* _What needs to be done_
Would you restate every entry that follows, word for word, and leave out the pictures?

Interface dataset entries
◇ ◇ ◇

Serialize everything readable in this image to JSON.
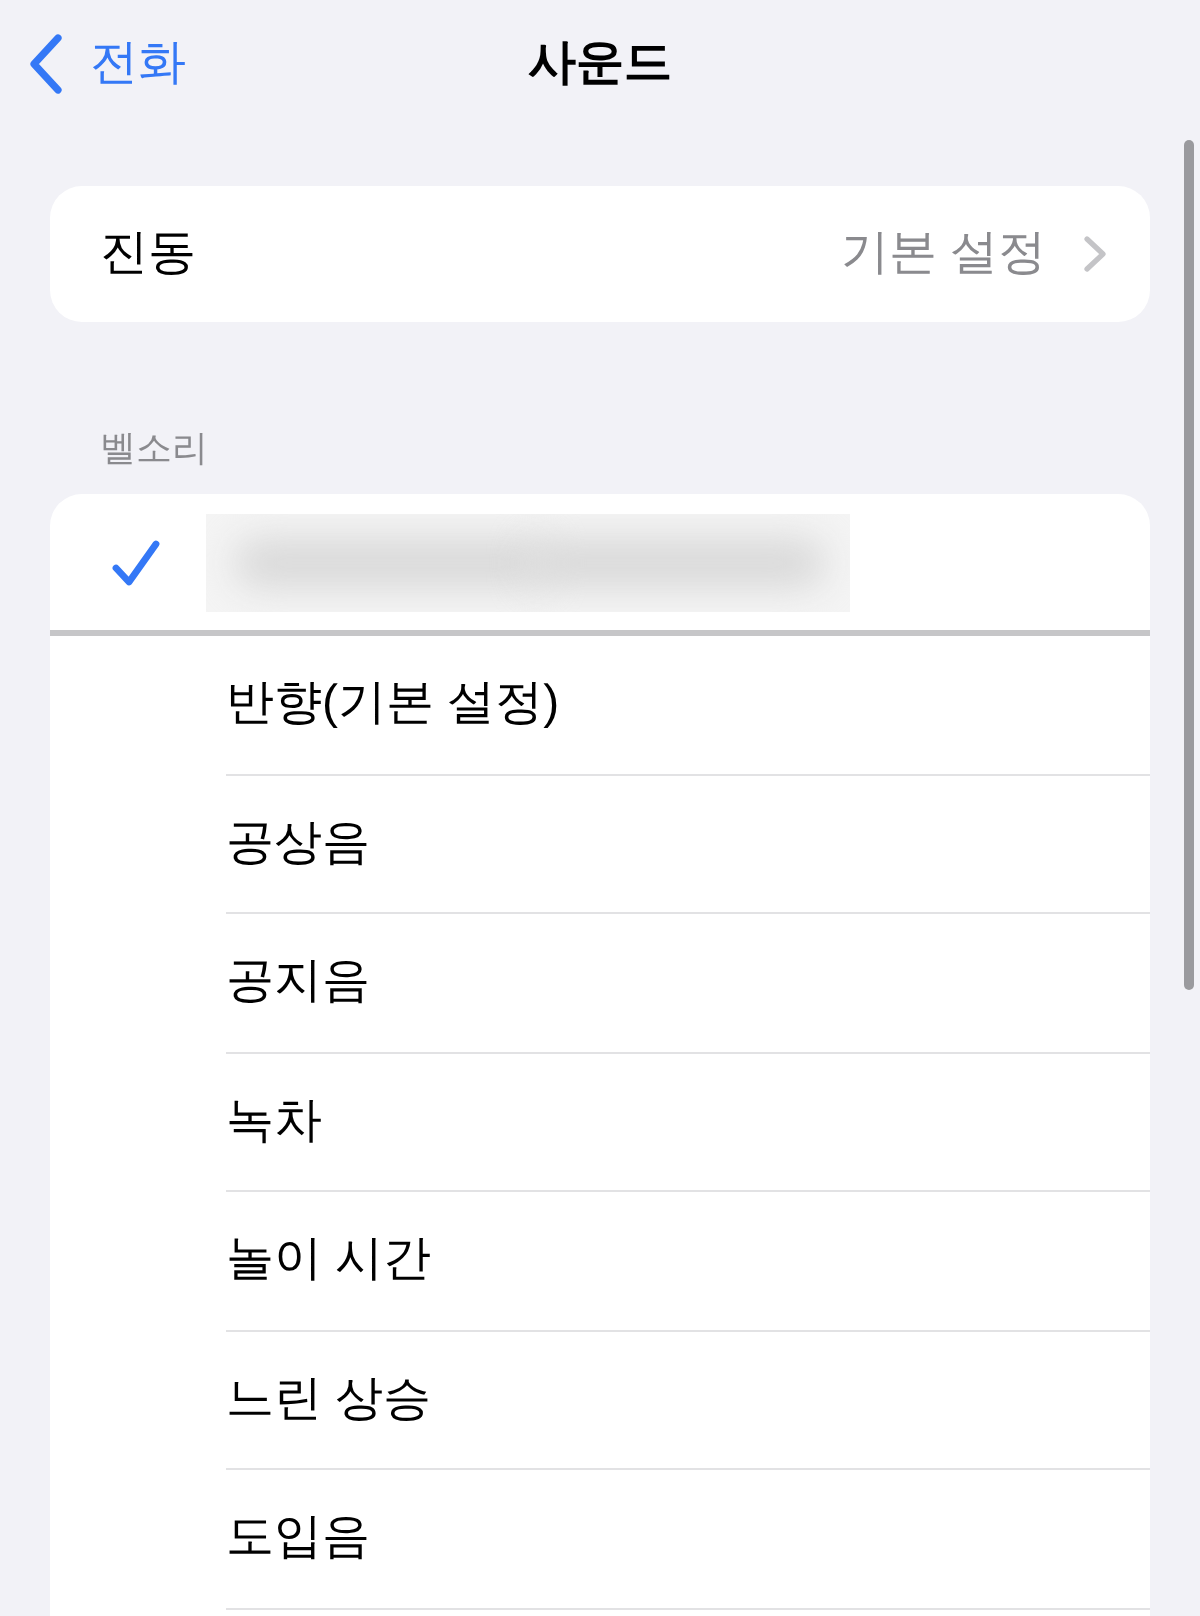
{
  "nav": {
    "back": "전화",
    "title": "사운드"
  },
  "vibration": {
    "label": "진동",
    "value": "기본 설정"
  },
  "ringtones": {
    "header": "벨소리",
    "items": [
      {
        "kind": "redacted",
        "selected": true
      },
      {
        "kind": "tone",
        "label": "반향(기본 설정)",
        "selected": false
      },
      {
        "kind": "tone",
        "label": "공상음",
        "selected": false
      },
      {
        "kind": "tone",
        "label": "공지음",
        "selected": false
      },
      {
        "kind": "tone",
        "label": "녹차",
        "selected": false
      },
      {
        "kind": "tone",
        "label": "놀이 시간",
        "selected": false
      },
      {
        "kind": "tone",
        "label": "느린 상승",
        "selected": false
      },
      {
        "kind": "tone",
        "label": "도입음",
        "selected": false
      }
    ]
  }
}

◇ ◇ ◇

* _Answer for the task_
Serialize everything readable in this image to JSON.
{
  "nav": {
    "back": "전화",
    "title": "사운드"
  },
  "vibration": {
    "label": "진동",
    "value": "기본 설정"
  },
  "ringtones": {
    "header": "벨소리",
    "items": [
      {
        "kind": "redacted",
        "selected": true
      },
      {
        "kind": "tone",
        "label": "반향(기본 설정)",
        "selected": false
      },
      {
        "kind": "tone",
        "label": "공상음",
        "selected": false
      },
      {
        "kind": "tone",
        "label": "공지음",
        "selected": false
      },
      {
        "kind": "tone",
        "label": "녹차",
        "selected": false
      },
      {
        "kind": "tone",
        "label": "놀이 시간",
        "selected": false
      },
      {
        "kind": "tone",
        "label": "느린 상승",
        "selected": false
      },
      {
        "kind": "tone",
        "label": "도입음",
        "selected": false
      }
    ]
  }
}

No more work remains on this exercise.